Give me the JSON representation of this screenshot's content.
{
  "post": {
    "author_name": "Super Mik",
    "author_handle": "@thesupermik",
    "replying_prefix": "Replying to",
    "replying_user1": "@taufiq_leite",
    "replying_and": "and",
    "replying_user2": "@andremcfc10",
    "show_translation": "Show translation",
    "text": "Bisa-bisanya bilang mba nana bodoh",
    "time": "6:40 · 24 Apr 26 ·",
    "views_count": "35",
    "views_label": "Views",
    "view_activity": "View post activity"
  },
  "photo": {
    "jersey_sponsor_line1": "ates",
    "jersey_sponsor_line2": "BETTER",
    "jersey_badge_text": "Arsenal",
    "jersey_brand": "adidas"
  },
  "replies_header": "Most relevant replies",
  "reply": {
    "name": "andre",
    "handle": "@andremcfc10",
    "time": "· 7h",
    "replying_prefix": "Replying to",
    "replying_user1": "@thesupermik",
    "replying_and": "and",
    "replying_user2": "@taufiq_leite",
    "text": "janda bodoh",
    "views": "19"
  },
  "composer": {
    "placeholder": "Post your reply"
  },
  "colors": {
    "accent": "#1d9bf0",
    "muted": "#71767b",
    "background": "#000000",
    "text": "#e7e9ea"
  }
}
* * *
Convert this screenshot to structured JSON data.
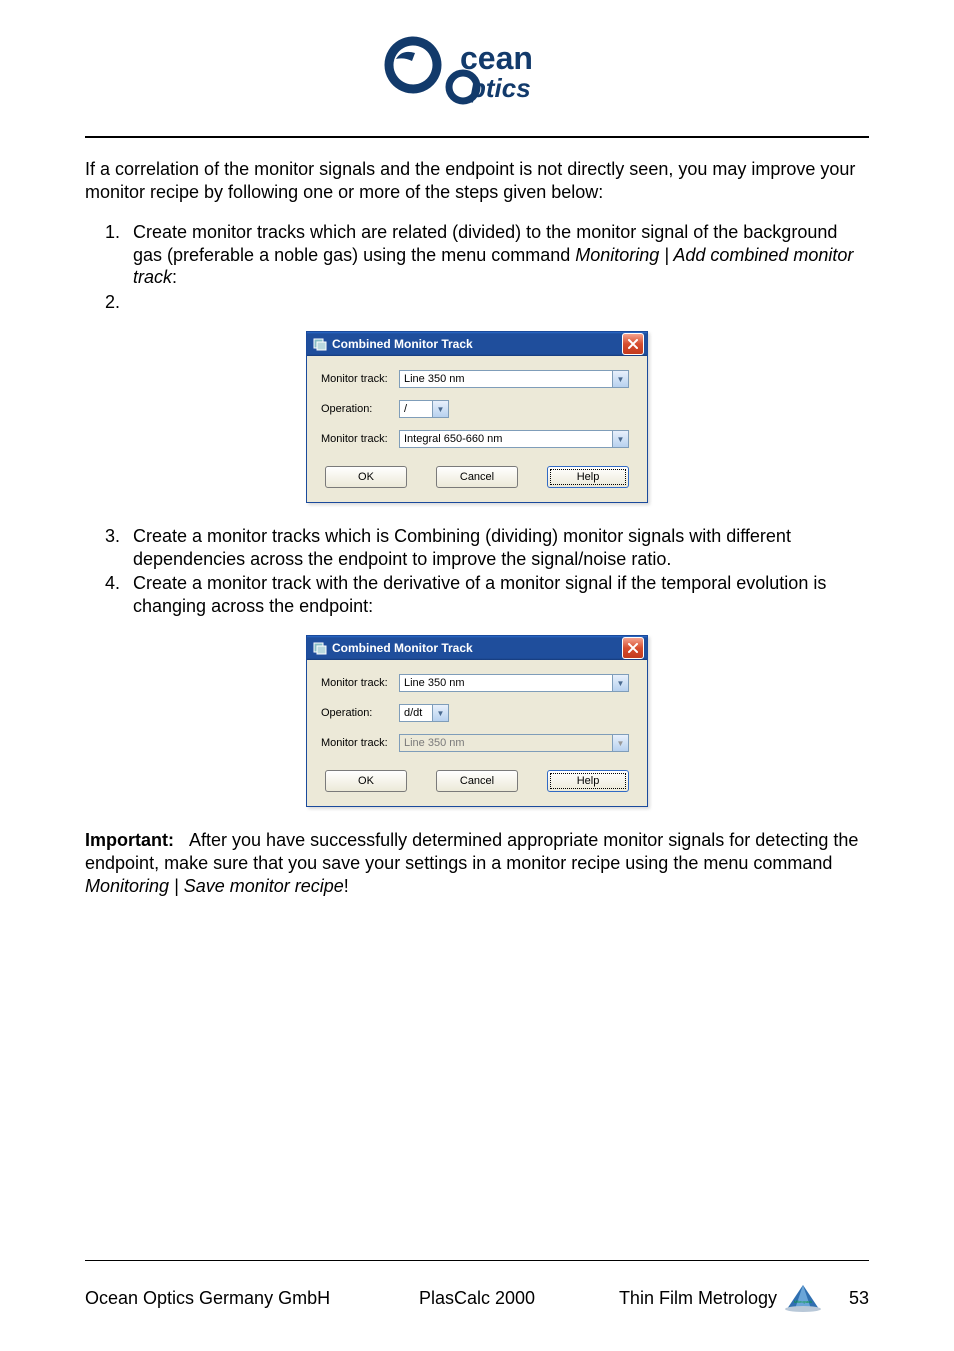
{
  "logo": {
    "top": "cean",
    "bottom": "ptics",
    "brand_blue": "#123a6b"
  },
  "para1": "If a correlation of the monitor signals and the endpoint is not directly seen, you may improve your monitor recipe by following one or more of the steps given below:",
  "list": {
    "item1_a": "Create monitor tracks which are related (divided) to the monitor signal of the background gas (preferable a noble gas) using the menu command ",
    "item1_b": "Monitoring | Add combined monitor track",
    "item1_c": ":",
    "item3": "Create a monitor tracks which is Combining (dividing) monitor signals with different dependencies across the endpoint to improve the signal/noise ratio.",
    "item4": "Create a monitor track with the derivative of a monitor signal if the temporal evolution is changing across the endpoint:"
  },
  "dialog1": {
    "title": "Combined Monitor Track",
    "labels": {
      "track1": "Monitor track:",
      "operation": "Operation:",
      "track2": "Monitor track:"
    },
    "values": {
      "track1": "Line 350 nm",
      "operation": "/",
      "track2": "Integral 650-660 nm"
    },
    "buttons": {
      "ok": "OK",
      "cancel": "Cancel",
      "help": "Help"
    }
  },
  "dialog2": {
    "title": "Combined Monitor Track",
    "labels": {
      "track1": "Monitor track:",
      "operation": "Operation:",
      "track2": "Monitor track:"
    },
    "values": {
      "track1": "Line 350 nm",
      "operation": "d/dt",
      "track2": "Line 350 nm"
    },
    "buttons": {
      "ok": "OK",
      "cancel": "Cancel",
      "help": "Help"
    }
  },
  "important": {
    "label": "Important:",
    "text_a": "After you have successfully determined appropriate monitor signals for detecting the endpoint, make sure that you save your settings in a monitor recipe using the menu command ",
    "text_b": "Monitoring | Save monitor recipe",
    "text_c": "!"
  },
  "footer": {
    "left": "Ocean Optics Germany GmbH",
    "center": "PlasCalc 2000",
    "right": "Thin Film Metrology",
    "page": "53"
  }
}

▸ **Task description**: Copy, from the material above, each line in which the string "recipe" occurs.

▸ **Reply**:
  "para1": "If a correlation of the monitor signals and the endpoint is not directly seen, you may improve your monitor recipe by following one or more of the steps given below:",
    "text_a": "After you have successfully determined appropriate monitor signals for detecting the endpoint, make sure that you save your settings in a monitor recipe using the menu command ",
    "text_b": "Monitoring | Save monitor recipe",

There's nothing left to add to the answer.